Elevated design is not just about a resulting customer experience. It’s more than that. It’s about a way of working….seeing every challenge as a design problem.
This application of design methods to a broad spectrum of ostensibly “non-design” problems is essentially what the awkward term “Design Thinking” represents. But to give it a label, and have that label restricted to “only” improving the current customer experience, dramatically undervalues its potential in application.

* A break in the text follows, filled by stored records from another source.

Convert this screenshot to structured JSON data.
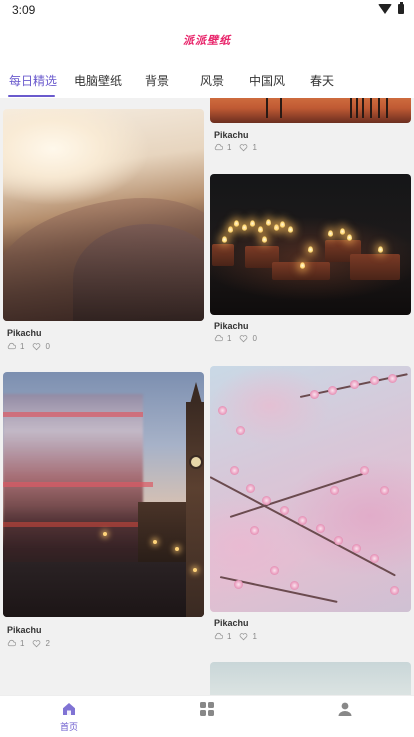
{
  "status_bar": {
    "time": "3:09",
    "icons": [
      "wifi-icon",
      "battery-icon"
    ]
  },
  "header": {
    "logo_text": "派派壁纸",
    "logo_color": "#e8246a"
  },
  "tabs": [
    {
      "label": "每日精选",
      "active": true
    },
    {
      "label": "电脑壁纸",
      "active": false
    },
    {
      "label": "背景",
      "active": false
    },
    {
      "label": "风景",
      "active": false
    },
    {
      "label": "中国风",
      "active": false
    },
    {
      "label": "春天",
      "active": false
    }
  ],
  "accent_color": "#6a5acd",
  "cards": [
    {
      "title": "Pikachu",
      "downloads": "1",
      "likes": "1"
    },
    {
      "title": "Pikachu",
      "downloads": "1",
      "likes": "0"
    },
    {
      "title": "Pikachu",
      "downloads": "1",
      "likes": "0"
    },
    {
      "title": "Pikachu",
      "downloads": "1",
      "likes": "2"
    },
    {
      "title": "Pikachu",
      "downloads": "1",
      "likes": "1"
    }
  ],
  "bottom_nav": [
    {
      "label": "首页",
      "icon": "home-icon",
      "active": true
    },
    {
      "label": "",
      "icon": "category-grid-icon",
      "active": false
    },
    {
      "label": "",
      "icon": "profile-icon",
      "active": false
    }
  ]
}
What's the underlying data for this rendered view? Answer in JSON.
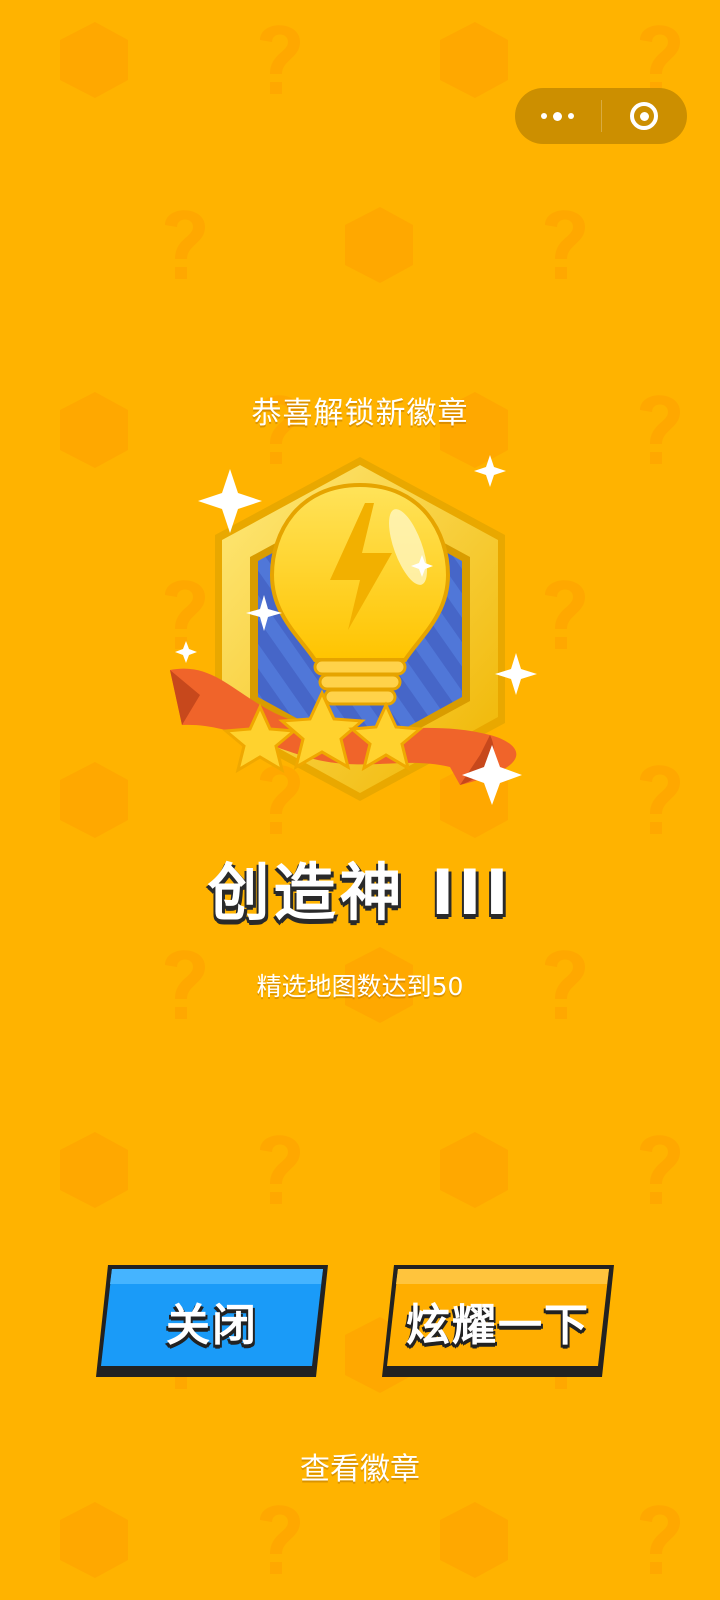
{
  "header": {
    "more_icon": "more-dots-icon",
    "close_icon": "target-close-icon"
  },
  "unlock": {
    "headline": "恭喜解锁新徽章",
    "badge_name": "创造神 III",
    "badge_desc": "精选地图数达到50",
    "badge_icon": "lightbulb-badge-icon",
    "stars": 3
  },
  "actions": {
    "close_label": "关闭",
    "share_label": "炫耀一下",
    "view_badges_label": "查看徽章"
  },
  "colors": {
    "background": "#ffb300",
    "close_button": "#1a9bf8",
    "share_button": "#ffae00"
  }
}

At Autodesk, our evolution has been successful, in part, because we have had two leaders partnering up to simultaneously represent these dual streams around form and substance. My colleague, Joanna Cook, is a professional designer who runs a large design organization, and she plays a leading role in improving the substance of design…delivering better experiences for customers of our products and services. I, as Chief of Staff for the product development organization, spend the majority of my time on strategic, financial, and operational efforts designed to shape our ~3,000 person product organization. But, crucially, I am also a passionate advocate, instructor, and facilitator of Human Centered Design, and I bring those skills to the interactions of our leadership team as we work to transform the organization. Joanna and I perform different kinds of work in different domains, but we are both relentless about viewing the challenges in front of us and our teams as design problems. And by working in partnership with one another, threading our efforts together, we help ensure our joint success.
In sum, the substance of design helps organizations deliver better experiences to their customers, but the form of design can help organizations face imminent industry disruption head-on, re-make themselves, and remain thriving entities over time. The former helps improve the experiences of today, the latter provides the means to remain vibrant, relevant, and adaptable over time. Both streams are important, and the confluence of the two is what truly allows an organization to maximize the value of being more design-centric.